Certain situations or experiences in our lives readily evoke this multi-faceted sense of awe without any personal effort. However, it is also possible to cultivate the capacity to experience awe in our daily lives, not by seeking out the spectacular but by learning to see the spectacular in everything. During the month of Elul, these final weeks and days prior to the start of a New Year provide us an ideal window of time in which to train our hearts and souls to be open to these awesome possibilities.

In his book This is Real and You are Completely Unprepared, Rabbi Alan Lew writes, “We remember that on Rosh Hashanah, we ‘will stand before God.’  What will God see on that day?
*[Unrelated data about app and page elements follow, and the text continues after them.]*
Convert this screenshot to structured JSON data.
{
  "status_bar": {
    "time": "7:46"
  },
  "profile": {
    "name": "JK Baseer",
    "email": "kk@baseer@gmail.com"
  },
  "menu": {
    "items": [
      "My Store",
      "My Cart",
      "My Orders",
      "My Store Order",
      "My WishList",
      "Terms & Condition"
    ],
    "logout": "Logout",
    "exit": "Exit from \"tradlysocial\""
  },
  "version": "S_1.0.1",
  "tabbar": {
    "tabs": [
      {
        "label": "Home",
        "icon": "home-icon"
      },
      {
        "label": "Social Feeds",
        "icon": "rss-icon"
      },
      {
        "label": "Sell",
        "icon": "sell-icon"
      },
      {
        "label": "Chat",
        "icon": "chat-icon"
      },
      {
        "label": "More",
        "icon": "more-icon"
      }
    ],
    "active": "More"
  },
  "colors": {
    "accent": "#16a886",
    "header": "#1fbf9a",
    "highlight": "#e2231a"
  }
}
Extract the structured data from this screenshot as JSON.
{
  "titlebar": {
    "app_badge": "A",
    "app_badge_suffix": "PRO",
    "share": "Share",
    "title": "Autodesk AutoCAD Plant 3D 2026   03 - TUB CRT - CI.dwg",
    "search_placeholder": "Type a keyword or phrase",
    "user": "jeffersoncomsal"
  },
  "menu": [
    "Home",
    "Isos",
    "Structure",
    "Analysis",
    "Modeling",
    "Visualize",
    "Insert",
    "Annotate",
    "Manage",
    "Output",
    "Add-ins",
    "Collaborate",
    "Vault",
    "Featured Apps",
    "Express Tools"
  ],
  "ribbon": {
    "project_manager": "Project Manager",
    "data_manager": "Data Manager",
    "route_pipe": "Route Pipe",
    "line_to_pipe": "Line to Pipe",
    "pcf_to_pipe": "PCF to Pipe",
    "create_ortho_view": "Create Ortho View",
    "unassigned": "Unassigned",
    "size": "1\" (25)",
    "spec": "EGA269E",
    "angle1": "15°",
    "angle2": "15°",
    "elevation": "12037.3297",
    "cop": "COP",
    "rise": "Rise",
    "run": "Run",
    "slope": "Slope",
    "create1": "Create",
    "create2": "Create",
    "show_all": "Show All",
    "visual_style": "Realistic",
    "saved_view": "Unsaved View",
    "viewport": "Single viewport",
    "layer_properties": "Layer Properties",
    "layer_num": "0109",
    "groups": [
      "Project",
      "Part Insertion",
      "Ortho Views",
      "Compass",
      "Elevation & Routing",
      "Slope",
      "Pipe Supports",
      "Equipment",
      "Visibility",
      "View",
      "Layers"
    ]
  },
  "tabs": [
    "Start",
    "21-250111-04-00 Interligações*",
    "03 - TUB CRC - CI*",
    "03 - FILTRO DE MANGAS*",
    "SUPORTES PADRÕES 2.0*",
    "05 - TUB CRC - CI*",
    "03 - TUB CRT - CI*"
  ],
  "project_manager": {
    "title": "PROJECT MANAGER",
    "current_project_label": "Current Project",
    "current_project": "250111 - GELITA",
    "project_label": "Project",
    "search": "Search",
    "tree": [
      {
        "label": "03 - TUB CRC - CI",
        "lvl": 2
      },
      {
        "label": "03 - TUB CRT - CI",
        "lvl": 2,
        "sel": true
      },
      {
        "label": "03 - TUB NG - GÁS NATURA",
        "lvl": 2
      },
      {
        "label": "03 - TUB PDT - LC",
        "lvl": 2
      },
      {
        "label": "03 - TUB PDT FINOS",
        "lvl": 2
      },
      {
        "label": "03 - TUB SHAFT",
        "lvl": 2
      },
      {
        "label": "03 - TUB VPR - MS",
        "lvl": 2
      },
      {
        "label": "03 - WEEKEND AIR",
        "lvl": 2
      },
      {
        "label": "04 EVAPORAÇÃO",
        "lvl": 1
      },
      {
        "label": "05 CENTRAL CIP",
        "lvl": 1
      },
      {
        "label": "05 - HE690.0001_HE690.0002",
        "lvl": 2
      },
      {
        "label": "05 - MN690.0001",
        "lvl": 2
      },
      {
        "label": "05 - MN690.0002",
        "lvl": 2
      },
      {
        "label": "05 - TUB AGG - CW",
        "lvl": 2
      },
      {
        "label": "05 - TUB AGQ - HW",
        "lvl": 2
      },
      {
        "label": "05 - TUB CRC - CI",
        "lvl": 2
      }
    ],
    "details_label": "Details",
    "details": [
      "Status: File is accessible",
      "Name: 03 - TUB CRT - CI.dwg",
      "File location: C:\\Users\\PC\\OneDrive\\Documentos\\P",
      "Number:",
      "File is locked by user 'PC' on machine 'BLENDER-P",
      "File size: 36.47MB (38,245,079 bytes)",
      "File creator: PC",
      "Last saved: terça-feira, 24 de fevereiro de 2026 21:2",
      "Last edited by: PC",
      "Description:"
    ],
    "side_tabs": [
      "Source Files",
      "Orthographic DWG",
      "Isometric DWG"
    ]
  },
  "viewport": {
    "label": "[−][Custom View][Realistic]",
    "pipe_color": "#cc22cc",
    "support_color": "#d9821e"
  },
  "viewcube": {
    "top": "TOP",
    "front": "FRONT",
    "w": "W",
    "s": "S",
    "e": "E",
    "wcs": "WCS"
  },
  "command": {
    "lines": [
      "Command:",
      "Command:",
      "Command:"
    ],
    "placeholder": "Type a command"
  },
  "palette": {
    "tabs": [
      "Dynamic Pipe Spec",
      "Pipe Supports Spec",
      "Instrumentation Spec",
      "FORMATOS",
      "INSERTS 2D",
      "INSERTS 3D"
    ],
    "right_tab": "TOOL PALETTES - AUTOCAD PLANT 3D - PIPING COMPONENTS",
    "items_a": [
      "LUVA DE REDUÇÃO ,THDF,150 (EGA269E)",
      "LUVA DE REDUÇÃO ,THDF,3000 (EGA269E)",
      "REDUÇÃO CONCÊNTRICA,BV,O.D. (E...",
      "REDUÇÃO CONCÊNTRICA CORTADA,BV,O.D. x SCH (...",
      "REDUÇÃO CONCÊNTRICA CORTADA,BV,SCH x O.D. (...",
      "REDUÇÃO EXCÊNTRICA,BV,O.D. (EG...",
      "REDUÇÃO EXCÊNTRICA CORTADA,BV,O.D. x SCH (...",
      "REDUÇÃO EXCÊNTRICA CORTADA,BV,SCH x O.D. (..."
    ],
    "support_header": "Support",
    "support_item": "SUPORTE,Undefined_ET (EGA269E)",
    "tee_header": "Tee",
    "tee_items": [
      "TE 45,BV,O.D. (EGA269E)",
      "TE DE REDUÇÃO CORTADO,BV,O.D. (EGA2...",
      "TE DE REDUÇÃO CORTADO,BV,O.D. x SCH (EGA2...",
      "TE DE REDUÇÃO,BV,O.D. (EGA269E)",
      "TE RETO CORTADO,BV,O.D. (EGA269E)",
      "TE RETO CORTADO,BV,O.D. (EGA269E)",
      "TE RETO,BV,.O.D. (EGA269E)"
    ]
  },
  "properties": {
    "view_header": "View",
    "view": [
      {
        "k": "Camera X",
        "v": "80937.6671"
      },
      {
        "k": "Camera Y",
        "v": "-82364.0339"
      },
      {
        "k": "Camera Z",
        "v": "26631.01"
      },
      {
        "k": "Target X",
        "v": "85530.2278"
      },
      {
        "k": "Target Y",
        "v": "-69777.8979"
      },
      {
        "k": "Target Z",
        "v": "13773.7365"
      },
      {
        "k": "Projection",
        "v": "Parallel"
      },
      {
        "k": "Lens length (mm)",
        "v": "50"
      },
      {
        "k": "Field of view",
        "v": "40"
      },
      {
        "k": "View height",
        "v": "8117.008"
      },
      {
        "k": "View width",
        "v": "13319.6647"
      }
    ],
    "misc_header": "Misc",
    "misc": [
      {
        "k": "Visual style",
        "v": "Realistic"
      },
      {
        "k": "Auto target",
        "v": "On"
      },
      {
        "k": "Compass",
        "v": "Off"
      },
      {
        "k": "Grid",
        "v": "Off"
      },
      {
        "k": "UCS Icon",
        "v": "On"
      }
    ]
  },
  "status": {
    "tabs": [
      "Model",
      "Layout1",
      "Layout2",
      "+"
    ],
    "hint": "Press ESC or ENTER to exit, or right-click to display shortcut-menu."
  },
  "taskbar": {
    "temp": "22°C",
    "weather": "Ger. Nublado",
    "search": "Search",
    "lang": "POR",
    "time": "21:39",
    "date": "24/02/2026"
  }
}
What will you see or experience?” These days of spiritual preparation are intended to remind us that we can experience a good deal more awe than we ordinarily might, but only to the degree that we are truly awake, only in proportion to the time and energy we devote to our personal spiritual awareness and growth. As the shofar sounds throughout the month of Elul, may it open our hearts to the possibility and experience of awe in our lives. 

Sat, December 10 2022 16 Kislev 5783